Instructions for the task » Check every line of the material for the word "JSON". Copy those that have it.

Data section »
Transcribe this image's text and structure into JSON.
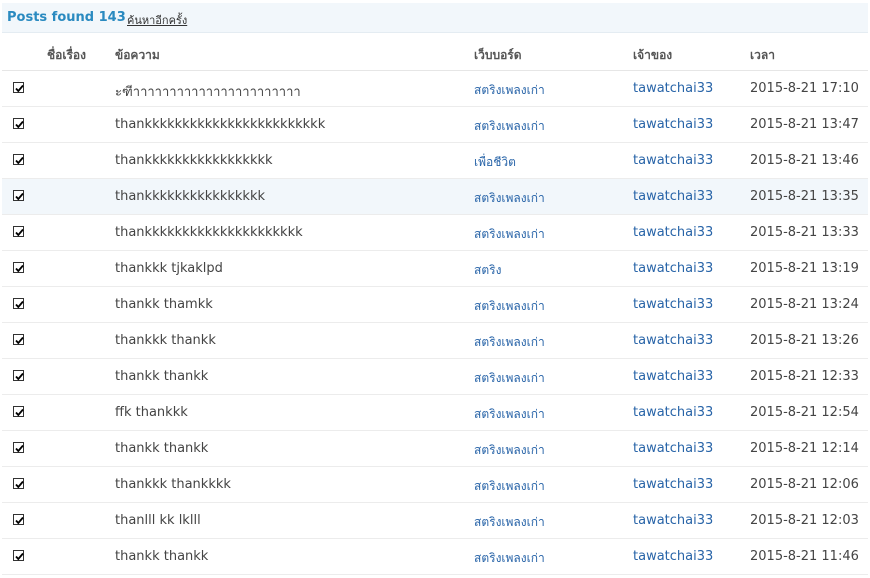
{
  "topbar": {
    "count_label": "Posts found 143",
    "search_again": "ค้นหาอีกครั้ง"
  },
  "headers": {
    "subject": "ชื่อเรื่อง",
    "message": "ข้อความ",
    "board": "เว็บบอร์ด",
    "owner": "เจ้าของ",
    "time": "เวลา"
  },
  "icons": {
    "checkbox": "checkbox-checked-icon"
  },
  "rows": [
    {
      "message": "ะฑีาาาาาาาาาาาาาาาาาาาาาาา",
      "board": "สตริงเพลงเก่า",
      "owner": "tawatchai33",
      "time": "2015-8-21 17:10"
    },
    {
      "message": "thankkkkkkkkkkkkkkkkkkkkkkkk",
      "board": "สตริงเพลงเก่า",
      "owner": "tawatchai33",
      "time": "2015-8-21 13:47"
    },
    {
      "message": "thankkkkkkkkkkkkkkkkk",
      "board": "เพื่อชีวิต",
      "owner": "tawatchai33",
      "time": "2015-8-21 13:46"
    },
    {
      "message": "thankkkkkkkkkkkkkkkk",
      "board": "สตริงเพลงเก่า",
      "owner": "tawatchai33",
      "time": "2015-8-21 13:35"
    },
    {
      "message": "thankkkkkkkkkkkkkkkkkkkkk",
      "board": "สตริงเพลงเก่า",
      "owner": "tawatchai33",
      "time": "2015-8-21 13:33"
    },
    {
      "message": "thankkk tjkaklpd",
      "board": "สตริง",
      "owner": "tawatchai33",
      "time": "2015-8-21 13:19"
    },
    {
      "message": "thankk thamkk",
      "board": "สตริงเพลงเก่า",
      "owner": "tawatchai33",
      "time": "2015-8-21 13:24"
    },
    {
      "message": "thankkk thankk",
      "board": "สตริงเพลงเก่า",
      "owner": "tawatchai33",
      "time": "2015-8-21 13:26"
    },
    {
      "message": "thankk thankk",
      "board": "สตริงเพลงเก่า",
      "owner": "tawatchai33",
      "time": "2015-8-21 12:33"
    },
    {
      "message": "ffk thankkk",
      "board": "สตริงเพลงเก่า",
      "owner": "tawatchai33",
      "time": "2015-8-21 12:54"
    },
    {
      "message": "thankk thankk",
      "board": "สตริงเพลงเก่า",
      "owner": "tawatchai33",
      "time": "2015-8-21 12:14"
    },
    {
      "message": "thankkk thankkkk",
      "board": "สตริงเพลงเก่า",
      "owner": "tawatchai33",
      "time": "2015-8-21 12:06"
    },
    {
      "message": "thanlll kk lklll",
      "board": "สตริงเพลงเก่า",
      "owner": "tawatchai33",
      "time": "2015-8-21 12:03"
    },
    {
      "message": "thankk thankk",
      "board": "สตริงเพลงเก่า",
      "owner": "tawatchai33",
      "time": "2015-8-21 11:46"
    }
  ]
}
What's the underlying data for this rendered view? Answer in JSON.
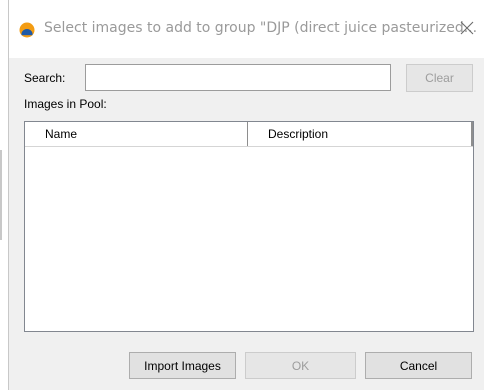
{
  "dialog": {
    "title": "Select images to add to group \"DJP (direct juice pasteurized...",
    "app_icon": "app-logo-icon",
    "close_icon": "close-icon"
  },
  "search": {
    "label": "Search:",
    "value": "",
    "placeholder": "",
    "clear_label": "Clear"
  },
  "pool": {
    "label": "Images in Pool:",
    "columns": [
      "Name",
      "Description"
    ],
    "rows": []
  },
  "footer": {
    "import_label": "Import Images",
    "ok_label": "OK",
    "cancel_label": "Cancel"
  },
  "colors": {
    "icon_orange": "#f39c12",
    "icon_blue": "#1f5aa6",
    "title_text": "#9a9a9a",
    "disabled_text": "#9d9d9d"
  }
}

Expected output »
Transcribe this image's text and structure into JSON.
What's the underlying data for this rendered view? Answer in JSON.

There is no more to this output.